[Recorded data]
::::::::

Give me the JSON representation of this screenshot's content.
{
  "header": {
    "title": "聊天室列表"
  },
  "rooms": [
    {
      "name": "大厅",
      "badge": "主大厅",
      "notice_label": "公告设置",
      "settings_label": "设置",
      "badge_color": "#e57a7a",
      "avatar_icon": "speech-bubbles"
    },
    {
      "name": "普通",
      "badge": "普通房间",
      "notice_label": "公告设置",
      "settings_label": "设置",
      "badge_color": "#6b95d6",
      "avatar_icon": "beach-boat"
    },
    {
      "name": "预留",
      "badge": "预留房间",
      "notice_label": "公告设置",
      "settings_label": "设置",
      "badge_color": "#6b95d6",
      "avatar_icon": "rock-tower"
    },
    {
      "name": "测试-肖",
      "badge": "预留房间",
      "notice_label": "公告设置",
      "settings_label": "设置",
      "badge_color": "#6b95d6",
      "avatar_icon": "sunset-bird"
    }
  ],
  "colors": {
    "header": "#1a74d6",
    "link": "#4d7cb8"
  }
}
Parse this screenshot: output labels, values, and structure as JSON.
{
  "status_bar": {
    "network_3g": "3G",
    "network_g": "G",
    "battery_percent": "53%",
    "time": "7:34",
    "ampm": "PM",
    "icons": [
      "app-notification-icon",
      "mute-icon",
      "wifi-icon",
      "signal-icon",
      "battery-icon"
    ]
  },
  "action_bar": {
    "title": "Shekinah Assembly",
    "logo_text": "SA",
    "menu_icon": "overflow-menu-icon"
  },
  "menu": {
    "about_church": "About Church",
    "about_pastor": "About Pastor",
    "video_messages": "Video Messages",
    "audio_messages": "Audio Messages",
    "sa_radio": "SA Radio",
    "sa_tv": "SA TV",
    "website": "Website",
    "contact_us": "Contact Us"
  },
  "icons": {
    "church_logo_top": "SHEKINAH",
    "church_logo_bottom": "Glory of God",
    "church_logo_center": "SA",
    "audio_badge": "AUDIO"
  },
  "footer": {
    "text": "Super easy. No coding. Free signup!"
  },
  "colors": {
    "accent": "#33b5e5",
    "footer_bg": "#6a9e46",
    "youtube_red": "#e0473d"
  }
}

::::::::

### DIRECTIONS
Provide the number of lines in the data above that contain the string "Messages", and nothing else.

### ANSWER FOR THE TASK
2